Display charts with data from ACF, Metabox, etc through Brick’s Query loop feature. Supports multiple datasets, linear/logarithmic scales & easily customized and styled to match your site.
This element will be most useful for displaying relatively standard charts where the x-axis has text labels, and the y-axis value has numbers. The chart can either be used to display one data set, ie one line or one set of bars with different values, or multiple datasets, where dynamic data will be needed to fetch the values for each set.
For dynamic data, ideally, you’d be using an ACF repeater field, or similar, where you’d be looping through rows, with each row having new values from sub fields being plotted for each dataset.
Use Query Loop
There are now two query loop types –
- Datasets (original)
- Datapoints (new)
Datasets – If you’re wishing to use dynamic data to populate multiple datasets, set a query loop (for example an ACF repeater) to loop through rows for each set of data. This can then be added to the chart using Bricks’ built-in dynamic data options (this can be seen in the video above).
Datapoints – The datapoint type allows you to instead add new data points along the x-axis for each item inside the query loop. This ideal for showing data that is time based, which may need to be updated regularly and you want more dates across the x-axis added over time.
A common use for the ‘datapoints’ type would be showing company profits each quarter, where every new quarter you’ll be wanting to plot a new point on the existing chart. Each new item in the loop, whether it’s a new post or new repeater row, would plot a new data point on the chart.
Not using a Query Loop
If not using any dynamic data, you can just add the number/labels in manually in the settings to plot a chart.
Here’s where to add the data points, add as many data points as you need and fill in the fields inside each one. The three fields are..
- Label – this is the labels across the x-axis (Jan, Feb, Mar etc)
- Value – the corresponding value to plot in the y-axis. (20%, 50%, 90%). if using dynamic data, this is where you’d insert the custom field to populate the number for each dataset.
- Data point color – If you’re NOT using multiple data sets, you may wish to change the colour across each data point. (if using multiple data sets, the colours will be changed across each dataset instead, see the bottom of the docs for a visual guide).
At the time of writing, there are currently a few chart styles available..
- Line charts
- Bar charts
- Pie / Doughnut charts
Line width/tension – the line style can be customised by changing the width, the colour and also the tension, which prevents the line from being straight and allows more of a curve.

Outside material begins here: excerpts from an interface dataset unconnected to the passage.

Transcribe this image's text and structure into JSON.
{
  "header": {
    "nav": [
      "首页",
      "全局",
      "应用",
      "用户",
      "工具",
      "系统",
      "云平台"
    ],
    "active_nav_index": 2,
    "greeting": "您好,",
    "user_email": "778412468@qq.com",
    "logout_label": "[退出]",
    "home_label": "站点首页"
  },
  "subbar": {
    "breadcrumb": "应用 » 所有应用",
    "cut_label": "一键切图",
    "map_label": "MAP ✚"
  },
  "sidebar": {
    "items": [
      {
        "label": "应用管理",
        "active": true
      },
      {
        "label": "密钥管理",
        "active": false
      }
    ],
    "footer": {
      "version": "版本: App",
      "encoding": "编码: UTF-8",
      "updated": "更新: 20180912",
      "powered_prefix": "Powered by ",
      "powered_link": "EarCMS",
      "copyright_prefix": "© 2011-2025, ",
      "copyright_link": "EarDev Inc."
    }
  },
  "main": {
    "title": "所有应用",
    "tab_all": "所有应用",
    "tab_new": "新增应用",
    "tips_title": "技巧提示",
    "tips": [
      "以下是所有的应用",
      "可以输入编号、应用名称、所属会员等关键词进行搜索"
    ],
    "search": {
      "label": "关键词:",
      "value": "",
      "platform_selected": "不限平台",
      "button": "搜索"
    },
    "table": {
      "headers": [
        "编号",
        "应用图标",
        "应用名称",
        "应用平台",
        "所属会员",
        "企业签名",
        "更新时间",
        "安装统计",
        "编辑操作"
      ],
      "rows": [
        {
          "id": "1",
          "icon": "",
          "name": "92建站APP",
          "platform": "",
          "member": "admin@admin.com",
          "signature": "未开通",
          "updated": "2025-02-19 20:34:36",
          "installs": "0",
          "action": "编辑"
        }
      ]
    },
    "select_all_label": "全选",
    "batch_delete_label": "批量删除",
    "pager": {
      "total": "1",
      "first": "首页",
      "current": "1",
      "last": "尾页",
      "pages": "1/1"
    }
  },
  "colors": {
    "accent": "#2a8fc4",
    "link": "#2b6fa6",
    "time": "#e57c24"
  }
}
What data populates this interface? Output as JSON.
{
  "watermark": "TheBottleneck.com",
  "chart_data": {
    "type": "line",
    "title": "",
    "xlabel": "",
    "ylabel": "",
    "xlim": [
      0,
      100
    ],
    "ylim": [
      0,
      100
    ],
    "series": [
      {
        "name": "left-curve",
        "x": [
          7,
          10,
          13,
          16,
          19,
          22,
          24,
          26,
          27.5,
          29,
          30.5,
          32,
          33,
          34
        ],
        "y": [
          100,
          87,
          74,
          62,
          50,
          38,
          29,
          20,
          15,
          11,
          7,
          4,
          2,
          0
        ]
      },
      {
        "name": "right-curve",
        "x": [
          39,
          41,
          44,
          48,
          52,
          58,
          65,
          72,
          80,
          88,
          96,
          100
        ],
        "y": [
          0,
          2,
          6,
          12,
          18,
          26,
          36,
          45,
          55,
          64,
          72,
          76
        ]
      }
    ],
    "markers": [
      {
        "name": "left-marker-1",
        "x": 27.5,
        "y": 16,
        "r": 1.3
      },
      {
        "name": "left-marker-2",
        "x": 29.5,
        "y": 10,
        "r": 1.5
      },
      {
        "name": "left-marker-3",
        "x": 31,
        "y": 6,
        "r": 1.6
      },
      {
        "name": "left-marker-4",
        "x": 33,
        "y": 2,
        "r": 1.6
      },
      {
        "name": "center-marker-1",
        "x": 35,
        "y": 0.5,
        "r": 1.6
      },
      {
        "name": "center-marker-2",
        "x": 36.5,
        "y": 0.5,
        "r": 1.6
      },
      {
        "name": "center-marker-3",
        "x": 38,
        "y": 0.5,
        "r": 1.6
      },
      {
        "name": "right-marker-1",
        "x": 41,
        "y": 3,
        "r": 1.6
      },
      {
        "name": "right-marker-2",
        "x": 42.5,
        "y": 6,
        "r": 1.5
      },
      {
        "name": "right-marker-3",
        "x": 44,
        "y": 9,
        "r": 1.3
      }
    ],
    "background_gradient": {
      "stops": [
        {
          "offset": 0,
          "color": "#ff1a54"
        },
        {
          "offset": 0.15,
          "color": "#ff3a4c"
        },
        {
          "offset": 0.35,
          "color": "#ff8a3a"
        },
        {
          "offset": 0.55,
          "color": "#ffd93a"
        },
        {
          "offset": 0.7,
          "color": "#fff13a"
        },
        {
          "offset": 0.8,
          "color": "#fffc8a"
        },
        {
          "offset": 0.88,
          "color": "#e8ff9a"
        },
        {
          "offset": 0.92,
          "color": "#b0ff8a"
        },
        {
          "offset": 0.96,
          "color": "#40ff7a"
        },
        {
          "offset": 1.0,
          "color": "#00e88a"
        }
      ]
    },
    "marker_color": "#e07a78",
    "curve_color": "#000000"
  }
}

Both the x-axis and y-axis can be customised, in terms of changing the grid colours, border colours and adding labels to the axis.
The y-axis has some extra settings relating to the data..
Y-axis type – Choose between linear (default) or logarithmic scale for the y-axis.
Begin at zero – By default the y-axis begins at zero, this may not be ideal depending on what data you’re showing and can be disabled.
Suggested min – Set a min value for the y-axis (only a suggestion, if there’s data lower than this number then it will adapt)
Suggested max – Set a max value for the y-axis (only a suggestion, if there’s data higher than this number then it will adapt)
If showing multiple datasets, legends can be added to the chart to show what each line/bar is referring to. The colours will automatically match the dataset colour. These can be positioned and aligned on any side of the chart.
When needing to add a different colour to each dataset, there are two options.
- Using dynamic data – this is useful if you need the colour to be edited/added at the time that the data is added by custom fields. (ie the content editor has control)
- Manually – this is useful if you instead which to create a colour palette for the chart to use, not connected to the datasets. This option means you can use your colour palette from inside Bricks rather than fetching the data.
A visual example to demonstrate the difference in applying colors either per data point or per dataset..
Using one dataset, it’s useful to change the colour per data point. For eg having a different colour for each month.
Using multiple datasets, it’s no longer useful to change the colour per data point. Instead, we change the colour per dataset. Here we have a different colour for each company, so the datasets can easily be compared visually. The legends use the dataset colours and can be used to filter the chart by clicking the legends.